* _Aim of the exercise_: Search the records for the word "name". Copy every line where it appears.

* _Records supplied_:

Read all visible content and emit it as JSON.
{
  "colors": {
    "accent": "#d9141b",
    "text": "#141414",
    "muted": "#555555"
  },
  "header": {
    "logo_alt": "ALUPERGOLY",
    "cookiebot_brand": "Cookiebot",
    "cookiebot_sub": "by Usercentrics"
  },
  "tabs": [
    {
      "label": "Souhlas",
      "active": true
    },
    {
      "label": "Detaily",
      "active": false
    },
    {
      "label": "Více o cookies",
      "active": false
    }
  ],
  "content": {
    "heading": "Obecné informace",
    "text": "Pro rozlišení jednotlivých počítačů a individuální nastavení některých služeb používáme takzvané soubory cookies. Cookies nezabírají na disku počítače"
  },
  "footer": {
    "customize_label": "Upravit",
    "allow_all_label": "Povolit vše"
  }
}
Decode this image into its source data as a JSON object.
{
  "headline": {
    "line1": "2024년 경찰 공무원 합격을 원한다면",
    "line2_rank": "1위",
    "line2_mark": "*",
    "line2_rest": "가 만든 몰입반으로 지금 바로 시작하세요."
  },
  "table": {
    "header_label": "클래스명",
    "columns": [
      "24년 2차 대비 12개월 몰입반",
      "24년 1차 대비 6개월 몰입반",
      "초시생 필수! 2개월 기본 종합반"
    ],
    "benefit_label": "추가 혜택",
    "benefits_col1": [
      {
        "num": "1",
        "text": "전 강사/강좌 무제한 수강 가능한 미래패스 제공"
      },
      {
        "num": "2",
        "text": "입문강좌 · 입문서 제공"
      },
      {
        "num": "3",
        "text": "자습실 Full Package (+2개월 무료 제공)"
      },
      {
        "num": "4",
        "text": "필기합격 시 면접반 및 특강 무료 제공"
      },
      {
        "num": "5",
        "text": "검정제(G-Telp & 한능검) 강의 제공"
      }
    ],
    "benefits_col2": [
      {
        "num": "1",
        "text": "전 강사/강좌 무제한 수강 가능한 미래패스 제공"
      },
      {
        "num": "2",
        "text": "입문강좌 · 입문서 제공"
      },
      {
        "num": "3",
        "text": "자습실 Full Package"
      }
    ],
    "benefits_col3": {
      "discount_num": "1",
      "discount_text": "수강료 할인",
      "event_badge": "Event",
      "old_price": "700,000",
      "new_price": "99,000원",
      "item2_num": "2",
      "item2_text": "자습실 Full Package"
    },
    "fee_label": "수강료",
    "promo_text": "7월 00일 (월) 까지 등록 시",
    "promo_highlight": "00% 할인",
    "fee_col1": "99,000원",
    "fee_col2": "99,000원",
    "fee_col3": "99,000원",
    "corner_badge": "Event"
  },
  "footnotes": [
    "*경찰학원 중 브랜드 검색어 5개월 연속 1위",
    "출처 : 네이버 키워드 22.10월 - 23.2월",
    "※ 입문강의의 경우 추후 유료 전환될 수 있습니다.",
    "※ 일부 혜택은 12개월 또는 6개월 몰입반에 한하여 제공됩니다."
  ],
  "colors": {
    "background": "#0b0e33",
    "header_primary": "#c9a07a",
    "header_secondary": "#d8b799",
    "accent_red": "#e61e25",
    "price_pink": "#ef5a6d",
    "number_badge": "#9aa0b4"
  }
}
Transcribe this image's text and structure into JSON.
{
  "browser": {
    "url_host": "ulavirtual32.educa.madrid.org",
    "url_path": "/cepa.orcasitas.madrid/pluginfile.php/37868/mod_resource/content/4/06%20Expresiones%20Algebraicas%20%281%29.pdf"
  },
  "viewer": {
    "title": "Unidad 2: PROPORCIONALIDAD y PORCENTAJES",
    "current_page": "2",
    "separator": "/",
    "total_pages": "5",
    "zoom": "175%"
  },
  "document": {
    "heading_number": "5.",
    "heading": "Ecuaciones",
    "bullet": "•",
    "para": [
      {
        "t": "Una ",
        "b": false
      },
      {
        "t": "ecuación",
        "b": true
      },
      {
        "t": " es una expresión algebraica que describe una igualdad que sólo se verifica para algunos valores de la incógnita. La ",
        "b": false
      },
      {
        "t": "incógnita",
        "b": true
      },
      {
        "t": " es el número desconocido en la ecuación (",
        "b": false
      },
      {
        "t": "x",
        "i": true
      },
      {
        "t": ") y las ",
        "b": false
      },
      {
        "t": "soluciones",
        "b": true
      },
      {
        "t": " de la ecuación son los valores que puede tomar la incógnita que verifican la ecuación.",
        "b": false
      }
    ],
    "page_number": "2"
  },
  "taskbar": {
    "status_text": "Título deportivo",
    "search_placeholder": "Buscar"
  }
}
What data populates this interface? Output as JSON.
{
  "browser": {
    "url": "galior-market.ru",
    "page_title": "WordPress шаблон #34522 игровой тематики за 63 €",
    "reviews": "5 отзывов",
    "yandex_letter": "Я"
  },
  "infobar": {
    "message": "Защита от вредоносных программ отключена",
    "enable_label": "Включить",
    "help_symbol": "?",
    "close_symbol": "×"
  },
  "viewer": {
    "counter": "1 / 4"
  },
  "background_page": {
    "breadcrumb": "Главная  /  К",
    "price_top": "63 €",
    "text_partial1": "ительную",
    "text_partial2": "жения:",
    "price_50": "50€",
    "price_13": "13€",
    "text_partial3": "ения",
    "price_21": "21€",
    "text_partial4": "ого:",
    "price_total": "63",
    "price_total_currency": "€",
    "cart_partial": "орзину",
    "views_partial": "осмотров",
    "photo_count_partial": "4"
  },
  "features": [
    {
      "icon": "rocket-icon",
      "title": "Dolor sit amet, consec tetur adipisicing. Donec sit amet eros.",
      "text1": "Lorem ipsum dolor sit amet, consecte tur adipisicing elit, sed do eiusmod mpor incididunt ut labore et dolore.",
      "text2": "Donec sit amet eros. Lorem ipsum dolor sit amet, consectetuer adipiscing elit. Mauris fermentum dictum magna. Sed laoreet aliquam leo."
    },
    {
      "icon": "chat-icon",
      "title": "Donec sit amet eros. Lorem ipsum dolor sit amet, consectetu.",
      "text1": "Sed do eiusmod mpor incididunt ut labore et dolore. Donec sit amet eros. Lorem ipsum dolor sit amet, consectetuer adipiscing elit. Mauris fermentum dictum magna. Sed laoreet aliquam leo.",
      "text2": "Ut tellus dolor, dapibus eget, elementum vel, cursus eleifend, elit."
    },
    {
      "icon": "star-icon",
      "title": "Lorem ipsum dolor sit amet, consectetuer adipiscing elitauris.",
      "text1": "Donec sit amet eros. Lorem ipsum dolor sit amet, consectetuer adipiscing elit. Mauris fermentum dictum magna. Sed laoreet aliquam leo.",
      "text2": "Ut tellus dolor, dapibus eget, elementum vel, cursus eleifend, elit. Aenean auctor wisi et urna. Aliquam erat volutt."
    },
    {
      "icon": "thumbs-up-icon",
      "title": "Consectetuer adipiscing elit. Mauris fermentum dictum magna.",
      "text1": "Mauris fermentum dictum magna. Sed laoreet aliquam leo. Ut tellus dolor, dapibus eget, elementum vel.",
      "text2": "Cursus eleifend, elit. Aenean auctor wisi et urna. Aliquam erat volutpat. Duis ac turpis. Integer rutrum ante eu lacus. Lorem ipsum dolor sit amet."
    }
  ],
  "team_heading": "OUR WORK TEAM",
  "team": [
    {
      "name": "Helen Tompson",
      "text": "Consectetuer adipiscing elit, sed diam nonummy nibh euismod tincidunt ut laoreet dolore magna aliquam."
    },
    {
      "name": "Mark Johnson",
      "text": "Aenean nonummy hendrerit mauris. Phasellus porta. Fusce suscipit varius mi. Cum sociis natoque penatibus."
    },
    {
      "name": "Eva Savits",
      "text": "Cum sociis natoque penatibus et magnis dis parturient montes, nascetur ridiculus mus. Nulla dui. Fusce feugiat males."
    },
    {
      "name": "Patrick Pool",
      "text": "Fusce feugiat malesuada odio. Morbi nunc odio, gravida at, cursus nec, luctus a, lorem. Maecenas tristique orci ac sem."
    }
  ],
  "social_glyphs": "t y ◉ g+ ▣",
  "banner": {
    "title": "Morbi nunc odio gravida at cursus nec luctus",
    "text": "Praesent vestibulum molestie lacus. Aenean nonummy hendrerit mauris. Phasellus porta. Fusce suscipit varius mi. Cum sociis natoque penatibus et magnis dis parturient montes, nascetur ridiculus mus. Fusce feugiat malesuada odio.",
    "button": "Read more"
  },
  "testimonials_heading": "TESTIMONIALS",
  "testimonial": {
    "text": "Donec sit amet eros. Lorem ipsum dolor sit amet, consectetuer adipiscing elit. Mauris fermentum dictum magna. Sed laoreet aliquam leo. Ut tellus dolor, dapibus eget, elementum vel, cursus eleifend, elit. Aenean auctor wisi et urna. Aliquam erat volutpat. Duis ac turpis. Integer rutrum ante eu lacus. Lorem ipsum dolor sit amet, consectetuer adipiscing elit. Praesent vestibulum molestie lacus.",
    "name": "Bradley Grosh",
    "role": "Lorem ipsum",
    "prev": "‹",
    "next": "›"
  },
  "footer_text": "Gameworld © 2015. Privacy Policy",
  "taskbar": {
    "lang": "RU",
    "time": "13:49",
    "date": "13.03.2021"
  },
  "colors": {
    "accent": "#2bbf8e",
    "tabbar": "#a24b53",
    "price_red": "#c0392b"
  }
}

* _Answer to this exercise_:
      "name": "Helen Tompson",
      "name": "Mark Johnson",
      "name": "Eva Savits",
      "name": "Patrick Pool",
    "name": "Bradley Grosh",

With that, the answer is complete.